For thousands of years the River Thames has played an important role in the development of England and to this day continues to delight and inspire millions of people. The politician John Elliot Burns (1858-1943) once described the Thames as “Liquid History,” a fitting tribute to a river whose tale stretches back so far.
One of the earliest written accounts regarding the Thames can be found in the military records of Julius Caesar who first invaded Britain in 55 BC and again in 54 BC. The Emperor Claudius would himself launch an invasion of the island in 43 BC and from hereafter Britain came under Roman rule. It is believed that it was around these periods of invasion that the Romans erected the first major manmade bridge across the river near the site of what we now know as London Bridge.

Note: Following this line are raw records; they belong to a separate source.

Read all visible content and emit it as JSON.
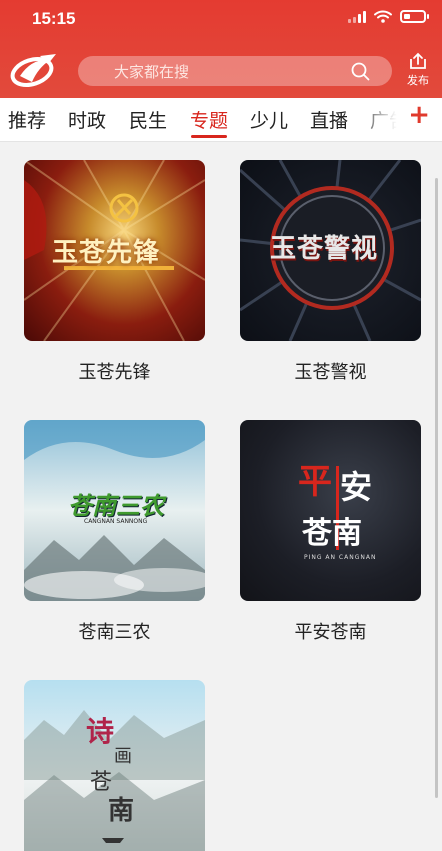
{
  "status_bar": {
    "time": "15:15"
  },
  "header": {
    "search_placeholder": "大家都在搜",
    "publish_label": "发布",
    "colors": {
      "brand_red": "#e43b31",
      "tab_active": "#d8261d"
    }
  },
  "tabs": [
    {
      "label": "推荐",
      "active": false
    },
    {
      "label": "时政",
      "active": false
    },
    {
      "label": "民生",
      "active": false
    },
    {
      "label": "专题",
      "active": true
    },
    {
      "label": "少儿",
      "active": false
    },
    {
      "label": "直播",
      "active": false
    },
    {
      "label": "广告",
      "active": false
    }
  ],
  "add_tab_icon": "plus-icon",
  "programs": [
    {
      "title": "玉苍先锋",
      "thumb_text": "玉苍先锋"
    },
    {
      "title": "玉苍警视",
      "thumb_text": "玉苍警视"
    },
    {
      "title": "苍南三农",
      "thumb_text": "苍南三农",
      "thumb_subtext": "CANGNAN SANNONG"
    },
    {
      "title": "平安苍南",
      "thumb_text_1": "平",
      "thumb_text_2": "安",
      "thumb_text_3": "苍南",
      "thumb_subtext": "PING AN CANGNAN"
    },
    {
      "title": "",
      "thumb_text_1": "诗",
      "thumb_text_2": "画",
      "thumb_text_3": "苍",
      "thumb_text_4": "南"
    }
  ]
}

Early industry included milling, fishing and farming along the rivers fertile banks, and trade links were quickly established with foreign ports.
Throughout the centuries Britain would continue to be invaded. Both the Anglo-Saxons (5th century AD) and the Vikings (9th century AD) settled here and built fortifications along the Thames to protect their land. Following his invasion in 1066 William the Conqueror would make many recordings about the Thames in his infamous Domesday Book, and had the Tower of London built on the rivers north bank. King Williams’s laws financially crippled many people, and a notable result of the signing of the Magna Carta in 1215 was the boom in trade along the river and growth of market towns.
The Tudors and Stuarts built a number of magnificent palaces along the Thames such as those at Richmond and Greenwich. Continued conflict with Spain also prompted the Tudor`s into building Tilbury Fort in Essex to protect London from sea attacks. By the 18th century London had the busiest port in the world which was reflected in the level of activity up and down the Thames. London docks were built to accommodate the trade coming in and going out of the city.
The Thames played a big part in the lives of 19th century Londoners. The Victorian practice of flushing waste straight into the river led to pollution and a cholera epidemic which claimed the lives of thousands. In the summer of 1858 things came to a head when parliament had to be suspended because of the foul smell coming from the river (remembered as the “Great Stink”). A new sewage system engineered by Sir Joseph Bazalgette was the answer to many a Londoners prayers and the cholera epidemic was resolved.
Leisure and entertainment have always been a key attraction of the Thames and from as early as 1608 the first frost fair (a fair which took place on top of the frozen river) was recorded. Rowing, sailing, punting and canoeing are just a few of the sports which take place on the river, and it is of course home to the annual Oxford and Cambridge boat race. A number of history’s most creative minds have also been inspired by the river, such as the writer Charles Dickens who referred to it in a number of his stories.
Today the Thames is no longer alive with cargo ships and many of the docks are now home to restaurants, hotels, flats and offices. The introduction of container ships was a key factor in the decline of the docks as was the progress in road transport.